Friday, December 23, 2011

Strung Together

Tile piece after firing. The Dynasty Red and Peacock Green really stand out against the dull watercolor underglazes. I really like how the watercolors look in the back round as well.

Thursday, December 22, 2011


Clay tiles finished piece.It all flows together and looks very nice with all the different movement through the piece and the brown makes your eyes move along the tiles. It was fun to do, but hard to come up with the flow of it.  The way the colors contrast one another doesn't make you look at one point.


Tuesday, December 20, 2011


So far, in my tile piece, I've used mostly watercolor underglazes with a few over glazes, and clear glaze over the skin in the foot. I plan to add more glazes after it's fired, and fire it again.


A football glazed and cut into 4 pieces.-Tyler


This is my dragon with un-fired glaze. Note that it will not be pink :P   ,  it will be almost firetruck red. I'm quite excited! -Micah

Strung Together

Before glaze firing:

For the glazing I used mostly underglaze watercolors for the back round, and then I used the Dynasty red and Peacock green glazes for each trail of "seaweed." I used these glazes because they were rich colors and the green showed details. I also liked the idea of having the colors relate to the shapes. I used watercolors in the back because they give it life. They are nice deep colors and it's not flat color, it moves and is eye-catching.

Monday, December 19, 2011

Arthur Gonzalez
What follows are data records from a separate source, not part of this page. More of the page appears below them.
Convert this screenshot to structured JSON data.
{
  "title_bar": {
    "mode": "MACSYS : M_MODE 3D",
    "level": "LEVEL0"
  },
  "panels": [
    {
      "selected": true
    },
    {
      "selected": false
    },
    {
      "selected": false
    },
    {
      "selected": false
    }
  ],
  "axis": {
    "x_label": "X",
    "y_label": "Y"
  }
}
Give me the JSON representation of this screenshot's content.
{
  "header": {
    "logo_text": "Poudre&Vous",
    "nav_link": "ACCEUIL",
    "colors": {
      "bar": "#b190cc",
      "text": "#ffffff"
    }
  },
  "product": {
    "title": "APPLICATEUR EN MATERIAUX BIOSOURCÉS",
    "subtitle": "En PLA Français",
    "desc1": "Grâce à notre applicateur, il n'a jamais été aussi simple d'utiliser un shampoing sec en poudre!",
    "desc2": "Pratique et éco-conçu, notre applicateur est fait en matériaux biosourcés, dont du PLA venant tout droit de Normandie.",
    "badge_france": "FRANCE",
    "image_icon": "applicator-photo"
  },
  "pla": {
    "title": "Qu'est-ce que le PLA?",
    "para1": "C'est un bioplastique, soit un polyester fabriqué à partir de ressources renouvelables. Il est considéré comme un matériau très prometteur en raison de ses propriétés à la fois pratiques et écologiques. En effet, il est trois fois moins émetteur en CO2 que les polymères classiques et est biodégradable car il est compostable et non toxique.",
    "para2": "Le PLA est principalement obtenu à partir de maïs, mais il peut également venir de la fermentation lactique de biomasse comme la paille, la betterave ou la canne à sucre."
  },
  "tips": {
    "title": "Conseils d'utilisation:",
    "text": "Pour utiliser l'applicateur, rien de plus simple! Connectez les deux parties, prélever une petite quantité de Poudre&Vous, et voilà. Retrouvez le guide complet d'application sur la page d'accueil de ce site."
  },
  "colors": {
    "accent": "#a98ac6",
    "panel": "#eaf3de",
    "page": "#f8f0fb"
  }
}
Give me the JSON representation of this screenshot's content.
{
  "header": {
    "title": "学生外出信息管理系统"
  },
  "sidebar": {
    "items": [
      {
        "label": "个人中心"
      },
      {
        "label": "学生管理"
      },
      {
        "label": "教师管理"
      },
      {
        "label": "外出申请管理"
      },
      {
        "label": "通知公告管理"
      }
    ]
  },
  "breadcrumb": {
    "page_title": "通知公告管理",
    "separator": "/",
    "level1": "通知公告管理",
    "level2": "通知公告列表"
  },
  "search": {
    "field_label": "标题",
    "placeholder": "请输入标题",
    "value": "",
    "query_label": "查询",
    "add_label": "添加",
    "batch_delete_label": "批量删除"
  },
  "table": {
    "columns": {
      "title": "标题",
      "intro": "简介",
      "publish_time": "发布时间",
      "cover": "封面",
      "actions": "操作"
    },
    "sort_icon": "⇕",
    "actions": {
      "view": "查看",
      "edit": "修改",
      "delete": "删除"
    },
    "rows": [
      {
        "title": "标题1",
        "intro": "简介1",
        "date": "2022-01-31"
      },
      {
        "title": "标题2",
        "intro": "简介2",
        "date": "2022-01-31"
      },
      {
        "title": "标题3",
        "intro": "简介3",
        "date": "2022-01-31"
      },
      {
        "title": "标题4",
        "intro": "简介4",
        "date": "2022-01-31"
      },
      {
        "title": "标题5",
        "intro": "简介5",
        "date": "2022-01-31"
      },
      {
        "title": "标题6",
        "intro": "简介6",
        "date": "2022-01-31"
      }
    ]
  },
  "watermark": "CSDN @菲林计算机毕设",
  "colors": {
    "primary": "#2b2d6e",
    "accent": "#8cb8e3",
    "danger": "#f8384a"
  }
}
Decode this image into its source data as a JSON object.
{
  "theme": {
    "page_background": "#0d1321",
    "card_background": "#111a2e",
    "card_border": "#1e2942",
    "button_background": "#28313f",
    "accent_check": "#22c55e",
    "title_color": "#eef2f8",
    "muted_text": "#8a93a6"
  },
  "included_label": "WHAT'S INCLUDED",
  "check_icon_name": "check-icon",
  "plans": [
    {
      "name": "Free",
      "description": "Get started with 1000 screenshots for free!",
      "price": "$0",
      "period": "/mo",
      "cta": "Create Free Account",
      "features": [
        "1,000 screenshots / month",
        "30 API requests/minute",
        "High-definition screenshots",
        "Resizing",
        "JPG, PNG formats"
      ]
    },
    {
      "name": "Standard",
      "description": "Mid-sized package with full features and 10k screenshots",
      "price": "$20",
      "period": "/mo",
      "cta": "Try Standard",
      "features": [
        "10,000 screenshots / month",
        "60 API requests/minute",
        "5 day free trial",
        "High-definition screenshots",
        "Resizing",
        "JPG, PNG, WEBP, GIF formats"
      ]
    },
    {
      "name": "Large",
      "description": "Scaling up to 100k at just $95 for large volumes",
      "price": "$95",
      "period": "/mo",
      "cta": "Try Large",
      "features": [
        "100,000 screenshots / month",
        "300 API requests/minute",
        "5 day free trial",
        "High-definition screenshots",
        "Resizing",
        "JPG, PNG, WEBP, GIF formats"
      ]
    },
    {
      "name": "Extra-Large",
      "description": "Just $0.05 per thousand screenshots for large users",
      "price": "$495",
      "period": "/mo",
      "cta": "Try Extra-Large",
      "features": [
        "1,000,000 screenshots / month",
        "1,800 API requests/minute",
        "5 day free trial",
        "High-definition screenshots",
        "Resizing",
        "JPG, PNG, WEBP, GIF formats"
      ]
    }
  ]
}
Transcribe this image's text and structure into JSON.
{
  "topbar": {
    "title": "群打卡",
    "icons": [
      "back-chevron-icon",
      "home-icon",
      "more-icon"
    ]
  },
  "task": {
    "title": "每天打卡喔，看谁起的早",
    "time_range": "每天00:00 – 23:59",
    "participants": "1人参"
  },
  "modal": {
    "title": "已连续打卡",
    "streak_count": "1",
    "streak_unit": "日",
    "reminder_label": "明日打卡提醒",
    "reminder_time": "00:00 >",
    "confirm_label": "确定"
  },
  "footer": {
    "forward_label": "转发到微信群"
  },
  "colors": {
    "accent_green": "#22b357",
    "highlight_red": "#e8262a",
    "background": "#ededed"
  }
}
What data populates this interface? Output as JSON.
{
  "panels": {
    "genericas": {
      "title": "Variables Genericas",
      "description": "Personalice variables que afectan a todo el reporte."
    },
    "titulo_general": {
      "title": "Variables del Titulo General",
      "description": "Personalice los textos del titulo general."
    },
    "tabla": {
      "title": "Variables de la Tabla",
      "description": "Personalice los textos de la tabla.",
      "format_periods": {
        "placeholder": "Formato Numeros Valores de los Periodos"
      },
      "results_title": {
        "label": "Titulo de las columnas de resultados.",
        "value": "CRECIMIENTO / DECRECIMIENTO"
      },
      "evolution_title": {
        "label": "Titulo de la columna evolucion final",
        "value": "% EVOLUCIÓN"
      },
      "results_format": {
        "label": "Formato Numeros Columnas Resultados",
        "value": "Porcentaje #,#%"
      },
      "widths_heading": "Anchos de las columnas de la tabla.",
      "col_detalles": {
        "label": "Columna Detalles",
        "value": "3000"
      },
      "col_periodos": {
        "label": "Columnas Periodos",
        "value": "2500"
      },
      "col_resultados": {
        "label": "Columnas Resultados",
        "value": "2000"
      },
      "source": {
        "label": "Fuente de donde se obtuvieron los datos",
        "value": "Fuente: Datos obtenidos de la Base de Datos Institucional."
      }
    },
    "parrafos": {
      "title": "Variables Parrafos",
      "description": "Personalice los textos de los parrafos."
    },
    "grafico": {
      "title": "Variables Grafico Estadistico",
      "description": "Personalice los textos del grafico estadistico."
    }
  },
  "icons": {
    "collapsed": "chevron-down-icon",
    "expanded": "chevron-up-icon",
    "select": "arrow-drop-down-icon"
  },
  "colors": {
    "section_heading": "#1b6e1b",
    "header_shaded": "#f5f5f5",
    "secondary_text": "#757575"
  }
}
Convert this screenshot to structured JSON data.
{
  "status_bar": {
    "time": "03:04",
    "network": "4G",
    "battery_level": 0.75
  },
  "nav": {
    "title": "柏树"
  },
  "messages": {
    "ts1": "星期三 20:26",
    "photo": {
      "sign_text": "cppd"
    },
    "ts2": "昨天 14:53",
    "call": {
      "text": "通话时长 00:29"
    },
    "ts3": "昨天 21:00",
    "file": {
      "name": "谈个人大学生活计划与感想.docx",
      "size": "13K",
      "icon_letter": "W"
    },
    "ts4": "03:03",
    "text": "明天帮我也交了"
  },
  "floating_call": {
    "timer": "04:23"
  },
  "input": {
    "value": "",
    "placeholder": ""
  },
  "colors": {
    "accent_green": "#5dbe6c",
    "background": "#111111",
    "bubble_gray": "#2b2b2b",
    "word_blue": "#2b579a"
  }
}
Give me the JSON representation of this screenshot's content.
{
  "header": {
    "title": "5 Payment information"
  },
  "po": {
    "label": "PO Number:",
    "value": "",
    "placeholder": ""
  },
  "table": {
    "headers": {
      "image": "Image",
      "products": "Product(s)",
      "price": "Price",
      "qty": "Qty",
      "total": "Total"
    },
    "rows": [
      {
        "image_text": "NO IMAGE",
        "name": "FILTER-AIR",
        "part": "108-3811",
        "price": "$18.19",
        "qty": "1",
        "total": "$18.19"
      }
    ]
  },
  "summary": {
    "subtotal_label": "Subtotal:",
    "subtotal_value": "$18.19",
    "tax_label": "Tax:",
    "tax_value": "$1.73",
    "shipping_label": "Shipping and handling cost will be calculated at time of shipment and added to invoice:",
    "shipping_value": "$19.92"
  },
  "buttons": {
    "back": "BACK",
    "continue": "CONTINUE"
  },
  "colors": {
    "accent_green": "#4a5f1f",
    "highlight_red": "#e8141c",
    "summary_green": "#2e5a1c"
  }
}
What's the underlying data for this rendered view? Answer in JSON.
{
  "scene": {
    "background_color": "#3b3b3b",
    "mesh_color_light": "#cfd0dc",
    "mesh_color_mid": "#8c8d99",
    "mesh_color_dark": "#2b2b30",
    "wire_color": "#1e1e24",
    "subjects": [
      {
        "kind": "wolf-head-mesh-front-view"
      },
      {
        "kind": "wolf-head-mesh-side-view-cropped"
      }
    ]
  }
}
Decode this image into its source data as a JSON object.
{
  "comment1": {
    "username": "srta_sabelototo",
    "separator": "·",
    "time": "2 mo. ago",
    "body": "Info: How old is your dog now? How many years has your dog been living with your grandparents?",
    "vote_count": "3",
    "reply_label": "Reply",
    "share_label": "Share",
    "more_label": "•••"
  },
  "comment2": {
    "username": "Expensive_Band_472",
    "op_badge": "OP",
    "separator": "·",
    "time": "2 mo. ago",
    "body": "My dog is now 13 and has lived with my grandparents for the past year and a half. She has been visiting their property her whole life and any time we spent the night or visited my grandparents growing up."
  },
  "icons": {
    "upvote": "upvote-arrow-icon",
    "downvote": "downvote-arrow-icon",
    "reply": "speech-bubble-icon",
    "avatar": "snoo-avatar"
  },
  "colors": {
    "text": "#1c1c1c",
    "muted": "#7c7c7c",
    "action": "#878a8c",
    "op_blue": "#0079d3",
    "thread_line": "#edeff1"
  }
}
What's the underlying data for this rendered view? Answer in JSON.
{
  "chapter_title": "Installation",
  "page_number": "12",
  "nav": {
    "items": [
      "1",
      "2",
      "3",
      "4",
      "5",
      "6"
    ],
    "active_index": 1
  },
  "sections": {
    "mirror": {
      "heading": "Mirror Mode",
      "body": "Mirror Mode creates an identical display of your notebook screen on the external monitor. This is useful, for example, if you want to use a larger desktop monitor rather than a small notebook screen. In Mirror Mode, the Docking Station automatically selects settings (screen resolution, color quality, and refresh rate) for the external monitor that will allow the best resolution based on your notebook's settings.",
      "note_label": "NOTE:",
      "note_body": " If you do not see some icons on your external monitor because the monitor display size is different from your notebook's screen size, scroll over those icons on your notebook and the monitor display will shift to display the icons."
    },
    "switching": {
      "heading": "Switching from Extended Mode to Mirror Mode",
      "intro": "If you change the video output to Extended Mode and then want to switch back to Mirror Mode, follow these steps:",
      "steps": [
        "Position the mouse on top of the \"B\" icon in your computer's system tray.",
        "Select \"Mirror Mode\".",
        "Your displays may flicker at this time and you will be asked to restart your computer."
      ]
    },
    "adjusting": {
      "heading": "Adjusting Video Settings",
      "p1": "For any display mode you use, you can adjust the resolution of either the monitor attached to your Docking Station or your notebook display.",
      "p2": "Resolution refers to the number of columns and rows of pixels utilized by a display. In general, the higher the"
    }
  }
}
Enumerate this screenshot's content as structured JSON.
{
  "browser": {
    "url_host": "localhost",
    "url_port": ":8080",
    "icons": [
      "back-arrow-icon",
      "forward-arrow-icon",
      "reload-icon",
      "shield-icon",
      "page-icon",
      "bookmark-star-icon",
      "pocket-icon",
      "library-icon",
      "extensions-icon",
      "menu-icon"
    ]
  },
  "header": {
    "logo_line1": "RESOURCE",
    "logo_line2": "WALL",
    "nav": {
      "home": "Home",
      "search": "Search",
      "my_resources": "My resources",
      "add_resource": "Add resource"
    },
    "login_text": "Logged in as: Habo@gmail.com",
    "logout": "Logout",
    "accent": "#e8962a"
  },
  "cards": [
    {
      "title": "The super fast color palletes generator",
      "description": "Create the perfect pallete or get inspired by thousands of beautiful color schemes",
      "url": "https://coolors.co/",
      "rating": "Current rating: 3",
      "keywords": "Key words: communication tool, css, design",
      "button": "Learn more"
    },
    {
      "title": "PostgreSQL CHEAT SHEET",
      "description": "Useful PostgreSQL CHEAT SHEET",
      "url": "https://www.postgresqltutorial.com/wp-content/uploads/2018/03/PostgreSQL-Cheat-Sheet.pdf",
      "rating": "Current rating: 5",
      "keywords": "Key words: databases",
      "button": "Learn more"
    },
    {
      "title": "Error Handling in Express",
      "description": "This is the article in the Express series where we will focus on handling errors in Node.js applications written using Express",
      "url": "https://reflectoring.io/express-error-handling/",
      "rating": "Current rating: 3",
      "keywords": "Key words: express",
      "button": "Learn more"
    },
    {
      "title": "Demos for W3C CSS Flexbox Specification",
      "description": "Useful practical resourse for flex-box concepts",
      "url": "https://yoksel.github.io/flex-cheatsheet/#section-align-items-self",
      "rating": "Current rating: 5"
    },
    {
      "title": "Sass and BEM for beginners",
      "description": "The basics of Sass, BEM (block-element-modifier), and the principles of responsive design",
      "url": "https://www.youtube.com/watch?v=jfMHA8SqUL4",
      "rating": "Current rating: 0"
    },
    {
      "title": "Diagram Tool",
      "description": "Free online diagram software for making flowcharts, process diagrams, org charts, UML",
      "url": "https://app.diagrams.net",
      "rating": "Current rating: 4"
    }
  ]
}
A ceramic sculptor, who works like a painter? That's the unique twist that Gonzalez puts into his work. He chooses to "break the rules" of traditional sculpture and ceramics methods, by adding materials and textures to his constructions. The resulting pieces often include a figure as a way for the audience to "connect" to the messages in the piece.

"But if one looks at the pieces that I make, you will often see the figure in pre-occupation. The figure just isn’t posing, just being beautiful or ugly. It is involved in a certain task, or it may be holding something important in a way that reminds us of other things held in that manor.  The expression on the face is paramount to the point being made. Without these aspects to the figure, the sculpture will very seldom leave my studio."- from Ceramics Monthly interview

See more of the interview with the artist here @

and more images here @

Georges Jeanclos

Jeanclos is a highly regarded French sculptor. His work is delicate, using a grey clay body WITHOUT glazes- instead he relies on the surface of the sculptures to convey the message.

His work is influenced by his growing up in Europe during world war 2.... his family hid in the woods for a year, living like "savages",  in constant fear of being  discovered by the Nazis.

See more of his work here @

and here @

Monday, December 12, 2011


Let's  coat some test tiles with glazes, so we can practice applying glazes and see the fired result before glazing our own tiles.

Tools for the job- clean, soft brushes of different sizes.

Here's the process:

1. Wipe down the tile with a clean damp sponge to remove dust and dirt.

2. Use the green wax solution to paint the bottom edges. Dab it on to coat thouroghly. This wax prevents the glaze from reaching the bottom edge of the tile. It burns off in the kiln, leaving a neat edge to your glaze.

3. Use an ENGOBE to write the name of the glaze on the bottom of the test tile. Engobes are a stained clay mixture and are considered an UNDERGLAZE. It is normally used on GREENWARE, or leather hard clay BEFORE the first firing.

STIR the engobe before and while you are painting with it. You can dab it on with a small, soft paintbrush.

Things to know about glazes:

• GLAZES need a lot of STIRRING before and during use. They should be a thick smooth consistency.

• GLAZES Do not look the same before firing as they do after firing!!! You must rely on a chart or test tile.

• GLAZES melt and "slip" a bit during the firing, so they may move outside the "lines". That's part of the process..... go with it.

• GLAZE fires at cone 5 (2130ยบ+), a much higher temperature than the "bisque" firing.  That high heat transforms (melts) the silica in the glaze to glass. Colorants like iron oxide, or copper carbonate create color in the glaze. You can buy premixed glazes, or even mix your own "recipe" of materials.

1. Stir stir and stir some more until the glaze is smooth and even....

A just-opened jar of glaze. It's thick and chunky!

Stirring with a brush handle 'till your wrist aches!

Completed stirring- see how it coated the end of the brush?- it's very opaque.

2.  Start applying the glaze. Use a soft brush and DAB on the glaze to coat evenly. Two, even coats are recommended. The glaze should be about a "fingernail" thickness.

DO NOT glaze the bottom of your tile, as it will fuse your work onto the kin shelf..

3. Check that you have coated the surface well, push the glaze into cracks and holes too. Any exposed spots of raw clay will stand out as bad craftsmanship.

Sunday, December 4, 2011

A Helpful Video About Our Underglazes

The "watercolor" style underglazes we will use for the ceramic tiles are wonderful tools for building up color and making the surfaces "pop"!

Here is the link....